May 8, 2008

Following in Colin Fletcher's footsteps

Andreas Cohrs walks California on trek from Mexico to Oregon

Mammoth Times

In March 1958 the American outdoor icon Colin Fletcher set off to walk through California, from the Mexican boder to Oregon. While his initial motive was just getting to know the country he moved to a year earlier, his book about this voyage made him the father of modern backpacking for his lyrical and practical writings on hiking and experiencing our nature.

He inspired generations to journey into the wilderness. The eventually published Thousand Mile Summer documents Fletcher's initiation into the search for a better world. Fletcher became a struggler for environmental orientation and dedication. With his commitment he is now lining up with respectable environmentalists such as John Muir, Henry David Thoreau, or Joseph Le Conte, lyrically with great American authors like Cormack McCarthy and J.D. Salinger.

The man who walked California and the Grand Canyon, the author of the outdoor bible The Complete Walker, got hit by an SUV, that logical contrary concept to walking. The accident forced the walker to change his life and eventually caused his death.

Fortunately men and women like Fletcher supported the idea of not losing touch with our base mother nature, when modern concepts and living style are luring us away from her. Despite an increasing ubiquity of comfort and decadency Cohrs thinks we owe it to people like Fletcher that environmentally-oriented thinking has been catching on and is definitely gaining ground.

In March 2008 entrepreneur and outdoor adventurer Andreas Cohrs is celebrating a 50th anniversary of what became the Thousand-Mile Summer and follow in Fletcher's footsteps, from the Mexican border to Oregon, through desert and High Sierra.

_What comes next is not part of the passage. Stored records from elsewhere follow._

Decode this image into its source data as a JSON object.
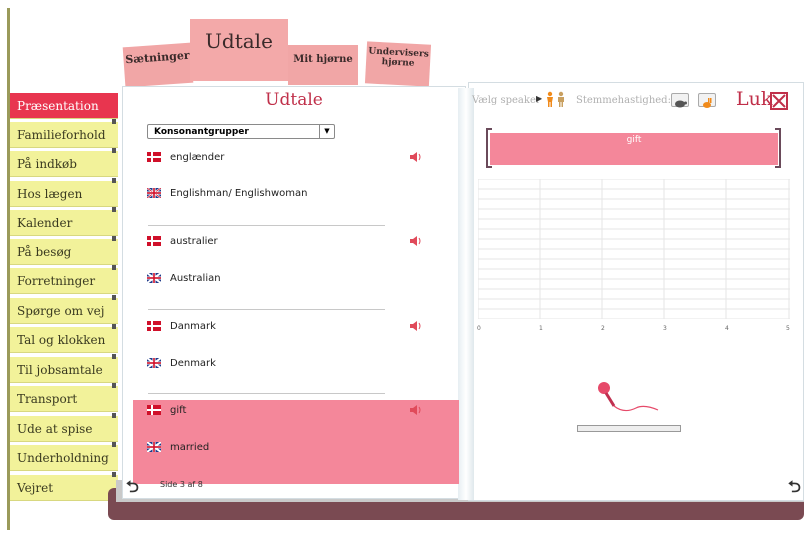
{
  "top_tabs": {
    "saetninger": "Sætninger",
    "udtale": "Udtale",
    "mit_hjorne": "Mit hjørne",
    "undervisers_line1": "Undervisers",
    "undervisers_line2": "hjørne"
  },
  "sidebar": {
    "items": [
      {
        "label": "Præsentation",
        "active": true
      },
      {
        "label": "Familieforhold",
        "active": false
      },
      {
        "label": "På indkøb",
        "active": false
      },
      {
        "label": "Hos lægen",
        "active": false
      },
      {
        "label": "Kalender",
        "active": false
      },
      {
        "label": "På besøg",
        "active": false
      },
      {
        "label": "Forretninger",
        "active": false
      },
      {
        "label": "Spørge om vej",
        "active": false
      },
      {
        "label": "Tal og klokken",
        "active": false
      },
      {
        "label": "Til jobsamtale",
        "active": false
      },
      {
        "label": "Transport",
        "active": false
      },
      {
        "label": "Ude at spise",
        "active": false
      },
      {
        "label": "Underholdning",
        "active": false
      },
      {
        "label": "Vejret",
        "active": false
      }
    ]
  },
  "left_page": {
    "title": "Udtale",
    "category_select": "Konsonantgrupper",
    "entries": [
      {
        "danish": "englænder",
        "english": "Englishman/ Englishwoman",
        "selected": false
      },
      {
        "danish": "australier",
        "english": "Australian",
        "selected": false
      },
      {
        "danish": "Danmark",
        "english": "Denmark",
        "selected": false
      },
      {
        "danish": "gift",
        "english": "married",
        "selected": true
      }
    ],
    "pager": "Side 3 af 8"
  },
  "right_page": {
    "speaker_label": "Vælg speaker",
    "speed_label": "Stemmehastighed:",
    "close_label": "Luk",
    "current_word": "gift",
    "x_axis_ticks": [
      "0",
      "1",
      "2",
      "3",
      "4",
      "5"
    ],
    "recording_level": 0
  },
  "colors": {
    "accent": "#e8354f",
    "highlight": "#f4879a",
    "sidebar": "#f2f29a",
    "tab": "#f3a9a9"
  },
  "icons": [
    "flag-dk-icon",
    "flag-uk-icon",
    "speaker-icon",
    "microphone-icon",
    "turtle-icon",
    "rabbit-icon",
    "close-icon",
    "arrow-left-icon",
    "arrow-right-icon"
  ]
}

On his four-month voyage Cohrs will have a close look at the comparison of California today and Fletcher's California of the 50s.

With periodic reports from the hike he will tell about the state's hidden beauty and the affection of the people he passes. Book publication is scheduled for winter 2008. Cohrs' travel reports are telling about the normal America that is not featured by popular press, with a benign look at people and nature alongside Californian highways, paths and trails.

With his anniversary trip through California, Cohrs is calling for responsibility by telling about the beauty of the land and the people living there. "We have to protect our lands, which we need more and more and which is endangered by other causes, becoming a very instable pattern," he said. "America is still losing wildlife and wild country to an increasing degree."

- Andreas Cohrs, excerpts from his Web site